* Data section:
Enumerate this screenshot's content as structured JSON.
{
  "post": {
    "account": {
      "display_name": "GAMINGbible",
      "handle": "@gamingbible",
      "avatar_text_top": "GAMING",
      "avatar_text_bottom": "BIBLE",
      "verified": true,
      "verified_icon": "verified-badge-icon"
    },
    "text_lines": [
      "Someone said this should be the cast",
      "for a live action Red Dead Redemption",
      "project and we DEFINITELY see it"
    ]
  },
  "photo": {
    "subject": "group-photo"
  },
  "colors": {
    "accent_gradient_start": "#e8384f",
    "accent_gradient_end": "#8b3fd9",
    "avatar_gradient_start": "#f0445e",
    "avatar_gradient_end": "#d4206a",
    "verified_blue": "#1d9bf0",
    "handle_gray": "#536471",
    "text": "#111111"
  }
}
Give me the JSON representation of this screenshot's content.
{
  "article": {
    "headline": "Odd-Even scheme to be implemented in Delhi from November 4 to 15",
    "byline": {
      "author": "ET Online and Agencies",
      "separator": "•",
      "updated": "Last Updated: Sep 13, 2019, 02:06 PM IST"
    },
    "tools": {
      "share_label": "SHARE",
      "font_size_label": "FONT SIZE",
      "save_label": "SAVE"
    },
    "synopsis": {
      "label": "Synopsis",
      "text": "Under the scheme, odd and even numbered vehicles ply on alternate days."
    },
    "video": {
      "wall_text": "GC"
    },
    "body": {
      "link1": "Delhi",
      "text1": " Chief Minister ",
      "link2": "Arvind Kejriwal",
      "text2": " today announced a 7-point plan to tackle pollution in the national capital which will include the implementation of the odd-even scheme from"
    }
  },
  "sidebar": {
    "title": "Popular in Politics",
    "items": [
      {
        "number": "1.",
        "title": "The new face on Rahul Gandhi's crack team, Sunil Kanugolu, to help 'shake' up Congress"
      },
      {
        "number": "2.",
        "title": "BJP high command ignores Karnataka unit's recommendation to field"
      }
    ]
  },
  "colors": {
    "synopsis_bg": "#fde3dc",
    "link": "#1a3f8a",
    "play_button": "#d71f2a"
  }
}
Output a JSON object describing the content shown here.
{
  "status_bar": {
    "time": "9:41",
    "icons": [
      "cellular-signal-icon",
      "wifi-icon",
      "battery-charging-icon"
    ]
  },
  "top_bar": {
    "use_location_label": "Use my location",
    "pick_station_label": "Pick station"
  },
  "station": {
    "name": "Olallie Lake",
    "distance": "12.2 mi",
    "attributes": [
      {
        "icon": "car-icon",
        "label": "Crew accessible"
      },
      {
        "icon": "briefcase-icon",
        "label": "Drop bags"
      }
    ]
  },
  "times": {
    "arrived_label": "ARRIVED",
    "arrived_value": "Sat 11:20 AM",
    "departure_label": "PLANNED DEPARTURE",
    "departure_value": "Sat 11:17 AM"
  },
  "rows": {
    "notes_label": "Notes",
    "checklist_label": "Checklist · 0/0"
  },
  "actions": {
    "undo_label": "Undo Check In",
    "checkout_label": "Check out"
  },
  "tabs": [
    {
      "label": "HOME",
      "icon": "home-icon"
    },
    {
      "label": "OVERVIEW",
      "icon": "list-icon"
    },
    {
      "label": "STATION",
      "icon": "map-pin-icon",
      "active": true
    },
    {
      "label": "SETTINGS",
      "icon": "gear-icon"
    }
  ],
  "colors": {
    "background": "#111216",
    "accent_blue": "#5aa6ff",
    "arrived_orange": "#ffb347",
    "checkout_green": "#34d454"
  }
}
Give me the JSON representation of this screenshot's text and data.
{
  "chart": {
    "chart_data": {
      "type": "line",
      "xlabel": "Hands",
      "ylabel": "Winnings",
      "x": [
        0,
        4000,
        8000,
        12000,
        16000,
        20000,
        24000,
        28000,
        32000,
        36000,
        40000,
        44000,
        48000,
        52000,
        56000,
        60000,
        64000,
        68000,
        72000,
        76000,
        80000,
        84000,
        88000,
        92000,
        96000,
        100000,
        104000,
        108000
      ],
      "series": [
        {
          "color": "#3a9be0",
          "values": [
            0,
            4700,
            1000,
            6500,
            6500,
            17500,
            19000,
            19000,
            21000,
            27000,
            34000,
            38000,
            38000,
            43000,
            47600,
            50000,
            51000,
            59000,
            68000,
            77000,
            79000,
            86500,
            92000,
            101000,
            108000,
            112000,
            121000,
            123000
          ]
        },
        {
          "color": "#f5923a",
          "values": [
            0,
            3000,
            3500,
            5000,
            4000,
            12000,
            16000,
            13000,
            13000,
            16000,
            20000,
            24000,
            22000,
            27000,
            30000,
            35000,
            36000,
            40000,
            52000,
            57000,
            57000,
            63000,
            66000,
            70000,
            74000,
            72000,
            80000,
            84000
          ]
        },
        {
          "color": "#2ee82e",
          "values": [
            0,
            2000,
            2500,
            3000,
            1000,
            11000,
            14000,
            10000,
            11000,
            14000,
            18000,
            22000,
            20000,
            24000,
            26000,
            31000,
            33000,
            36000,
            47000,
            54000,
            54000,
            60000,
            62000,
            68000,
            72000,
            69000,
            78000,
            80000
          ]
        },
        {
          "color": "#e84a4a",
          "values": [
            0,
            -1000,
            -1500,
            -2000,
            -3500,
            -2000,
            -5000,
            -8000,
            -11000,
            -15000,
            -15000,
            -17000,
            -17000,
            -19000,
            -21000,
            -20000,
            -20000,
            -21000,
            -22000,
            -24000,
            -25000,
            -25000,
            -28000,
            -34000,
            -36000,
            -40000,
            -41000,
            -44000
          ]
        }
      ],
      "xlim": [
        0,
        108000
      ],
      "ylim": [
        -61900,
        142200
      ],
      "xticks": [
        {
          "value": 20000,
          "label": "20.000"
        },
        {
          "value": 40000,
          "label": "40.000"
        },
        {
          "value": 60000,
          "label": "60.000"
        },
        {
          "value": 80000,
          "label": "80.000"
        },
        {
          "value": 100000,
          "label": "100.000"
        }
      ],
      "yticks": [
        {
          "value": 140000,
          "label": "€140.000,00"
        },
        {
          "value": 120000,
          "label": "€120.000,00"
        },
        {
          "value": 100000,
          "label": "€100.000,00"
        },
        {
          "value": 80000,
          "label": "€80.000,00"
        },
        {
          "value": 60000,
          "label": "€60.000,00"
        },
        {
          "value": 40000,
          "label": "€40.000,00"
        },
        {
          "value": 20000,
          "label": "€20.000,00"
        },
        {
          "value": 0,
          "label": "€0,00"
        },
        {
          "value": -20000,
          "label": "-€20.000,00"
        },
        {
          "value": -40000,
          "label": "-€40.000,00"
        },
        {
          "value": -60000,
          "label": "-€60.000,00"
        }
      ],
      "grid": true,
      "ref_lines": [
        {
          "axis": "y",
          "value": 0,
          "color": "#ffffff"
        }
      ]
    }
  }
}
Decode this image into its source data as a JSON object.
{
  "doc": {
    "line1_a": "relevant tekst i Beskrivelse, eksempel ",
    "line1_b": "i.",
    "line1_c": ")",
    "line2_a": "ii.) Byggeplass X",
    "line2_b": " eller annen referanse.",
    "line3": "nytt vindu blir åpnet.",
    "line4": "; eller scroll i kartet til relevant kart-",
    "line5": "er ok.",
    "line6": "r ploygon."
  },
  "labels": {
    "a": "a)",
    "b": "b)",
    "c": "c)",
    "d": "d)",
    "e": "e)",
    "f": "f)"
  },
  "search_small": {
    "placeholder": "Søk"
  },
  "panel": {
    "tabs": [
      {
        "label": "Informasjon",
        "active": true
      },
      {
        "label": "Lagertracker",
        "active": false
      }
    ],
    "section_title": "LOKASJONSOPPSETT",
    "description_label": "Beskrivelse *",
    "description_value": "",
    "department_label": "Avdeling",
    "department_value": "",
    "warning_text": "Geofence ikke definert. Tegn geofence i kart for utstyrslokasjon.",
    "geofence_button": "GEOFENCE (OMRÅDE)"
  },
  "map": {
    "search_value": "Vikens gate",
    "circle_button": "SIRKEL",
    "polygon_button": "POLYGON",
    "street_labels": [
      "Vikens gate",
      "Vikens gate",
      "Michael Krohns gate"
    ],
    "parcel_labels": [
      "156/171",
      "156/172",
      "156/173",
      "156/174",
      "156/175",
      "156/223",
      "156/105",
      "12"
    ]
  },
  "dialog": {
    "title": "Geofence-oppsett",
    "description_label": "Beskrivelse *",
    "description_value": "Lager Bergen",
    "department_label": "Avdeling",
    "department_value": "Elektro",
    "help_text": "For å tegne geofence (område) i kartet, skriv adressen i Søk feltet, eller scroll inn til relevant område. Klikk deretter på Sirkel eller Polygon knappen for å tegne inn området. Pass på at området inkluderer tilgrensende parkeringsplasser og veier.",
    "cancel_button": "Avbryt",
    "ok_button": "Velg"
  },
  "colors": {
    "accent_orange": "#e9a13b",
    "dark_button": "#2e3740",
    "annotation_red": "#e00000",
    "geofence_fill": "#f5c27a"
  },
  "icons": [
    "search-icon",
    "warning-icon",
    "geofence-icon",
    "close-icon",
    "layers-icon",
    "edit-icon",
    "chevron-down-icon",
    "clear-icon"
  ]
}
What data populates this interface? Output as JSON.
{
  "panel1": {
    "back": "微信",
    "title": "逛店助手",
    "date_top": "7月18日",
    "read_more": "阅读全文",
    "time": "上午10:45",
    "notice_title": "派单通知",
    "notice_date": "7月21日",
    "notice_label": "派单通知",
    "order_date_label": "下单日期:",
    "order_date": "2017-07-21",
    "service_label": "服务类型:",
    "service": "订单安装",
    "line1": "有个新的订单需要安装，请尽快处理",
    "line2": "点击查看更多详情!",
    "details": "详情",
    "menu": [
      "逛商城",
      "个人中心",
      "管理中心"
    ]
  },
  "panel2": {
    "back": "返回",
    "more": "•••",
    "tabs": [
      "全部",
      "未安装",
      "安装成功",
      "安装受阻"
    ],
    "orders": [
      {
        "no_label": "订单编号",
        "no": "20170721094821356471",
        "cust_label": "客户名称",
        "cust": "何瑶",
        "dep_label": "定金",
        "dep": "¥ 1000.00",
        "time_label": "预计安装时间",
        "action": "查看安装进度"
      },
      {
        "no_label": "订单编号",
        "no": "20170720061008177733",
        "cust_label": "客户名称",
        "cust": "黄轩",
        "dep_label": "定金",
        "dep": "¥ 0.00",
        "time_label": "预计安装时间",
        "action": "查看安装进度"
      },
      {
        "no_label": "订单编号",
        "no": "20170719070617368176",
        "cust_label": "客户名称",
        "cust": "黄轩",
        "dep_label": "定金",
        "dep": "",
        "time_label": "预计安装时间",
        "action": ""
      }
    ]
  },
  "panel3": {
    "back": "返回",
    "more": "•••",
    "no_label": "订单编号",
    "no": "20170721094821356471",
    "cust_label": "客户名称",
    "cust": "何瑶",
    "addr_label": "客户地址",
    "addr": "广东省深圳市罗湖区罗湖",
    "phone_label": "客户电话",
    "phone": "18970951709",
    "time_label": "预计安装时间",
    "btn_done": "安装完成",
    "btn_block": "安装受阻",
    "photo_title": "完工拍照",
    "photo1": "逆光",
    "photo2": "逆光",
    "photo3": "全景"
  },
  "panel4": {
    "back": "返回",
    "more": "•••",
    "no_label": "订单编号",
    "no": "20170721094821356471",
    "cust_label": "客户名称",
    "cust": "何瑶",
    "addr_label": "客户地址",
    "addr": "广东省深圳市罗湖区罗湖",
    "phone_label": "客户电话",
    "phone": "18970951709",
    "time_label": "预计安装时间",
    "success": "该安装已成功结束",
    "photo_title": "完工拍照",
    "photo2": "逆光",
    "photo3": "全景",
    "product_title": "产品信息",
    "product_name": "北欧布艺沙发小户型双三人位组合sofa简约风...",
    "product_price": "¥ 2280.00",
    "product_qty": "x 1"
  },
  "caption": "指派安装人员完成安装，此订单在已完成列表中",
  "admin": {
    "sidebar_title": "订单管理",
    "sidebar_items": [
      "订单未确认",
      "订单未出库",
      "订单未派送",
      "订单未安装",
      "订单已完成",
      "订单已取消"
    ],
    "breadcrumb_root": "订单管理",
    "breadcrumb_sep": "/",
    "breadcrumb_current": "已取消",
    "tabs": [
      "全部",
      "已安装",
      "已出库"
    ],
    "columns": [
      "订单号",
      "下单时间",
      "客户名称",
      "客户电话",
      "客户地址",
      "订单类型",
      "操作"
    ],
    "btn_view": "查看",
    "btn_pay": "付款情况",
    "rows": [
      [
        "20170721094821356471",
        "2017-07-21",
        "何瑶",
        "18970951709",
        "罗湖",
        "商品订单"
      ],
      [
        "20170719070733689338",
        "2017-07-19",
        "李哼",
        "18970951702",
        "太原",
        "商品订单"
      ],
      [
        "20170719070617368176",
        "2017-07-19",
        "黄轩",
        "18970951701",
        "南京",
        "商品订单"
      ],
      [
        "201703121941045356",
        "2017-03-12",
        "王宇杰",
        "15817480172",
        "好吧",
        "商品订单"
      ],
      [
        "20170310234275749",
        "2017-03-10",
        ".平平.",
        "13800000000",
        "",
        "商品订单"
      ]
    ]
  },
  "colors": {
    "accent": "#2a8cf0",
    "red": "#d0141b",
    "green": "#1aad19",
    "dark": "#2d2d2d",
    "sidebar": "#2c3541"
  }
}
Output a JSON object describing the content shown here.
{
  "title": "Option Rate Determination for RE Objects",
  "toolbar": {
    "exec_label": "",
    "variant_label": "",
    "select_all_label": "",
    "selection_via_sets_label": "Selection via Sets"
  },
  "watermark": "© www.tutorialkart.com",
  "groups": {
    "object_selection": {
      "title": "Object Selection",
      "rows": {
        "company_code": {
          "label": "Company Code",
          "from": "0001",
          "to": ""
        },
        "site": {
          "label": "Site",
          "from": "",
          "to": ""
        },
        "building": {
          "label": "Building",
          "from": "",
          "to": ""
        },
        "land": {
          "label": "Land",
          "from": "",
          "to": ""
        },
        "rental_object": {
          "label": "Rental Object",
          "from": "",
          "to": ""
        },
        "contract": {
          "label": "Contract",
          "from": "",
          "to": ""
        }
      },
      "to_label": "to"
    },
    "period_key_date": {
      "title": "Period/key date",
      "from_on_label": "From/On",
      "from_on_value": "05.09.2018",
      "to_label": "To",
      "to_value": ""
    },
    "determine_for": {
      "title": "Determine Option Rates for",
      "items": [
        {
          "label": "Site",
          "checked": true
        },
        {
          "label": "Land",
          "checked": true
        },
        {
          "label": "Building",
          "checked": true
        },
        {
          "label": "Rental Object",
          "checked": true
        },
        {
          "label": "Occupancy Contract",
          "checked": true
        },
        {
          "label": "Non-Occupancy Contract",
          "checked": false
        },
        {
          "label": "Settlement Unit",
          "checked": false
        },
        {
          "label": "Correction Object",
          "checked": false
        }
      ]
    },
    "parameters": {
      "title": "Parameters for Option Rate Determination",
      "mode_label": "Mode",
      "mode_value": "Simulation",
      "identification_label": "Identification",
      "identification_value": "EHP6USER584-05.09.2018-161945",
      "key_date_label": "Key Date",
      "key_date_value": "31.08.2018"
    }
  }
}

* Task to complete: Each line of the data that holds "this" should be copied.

* Task output:
Enumerate this screenshot's content as structured JSON.
      "Someone said this should be the cast",
Give me the JSON representation of this screenshot's content.
Give me the JSON representation of this screenshot's text and data.
Decode this image into its source data as a JSON object.
What data populates this interface? Output as JSON.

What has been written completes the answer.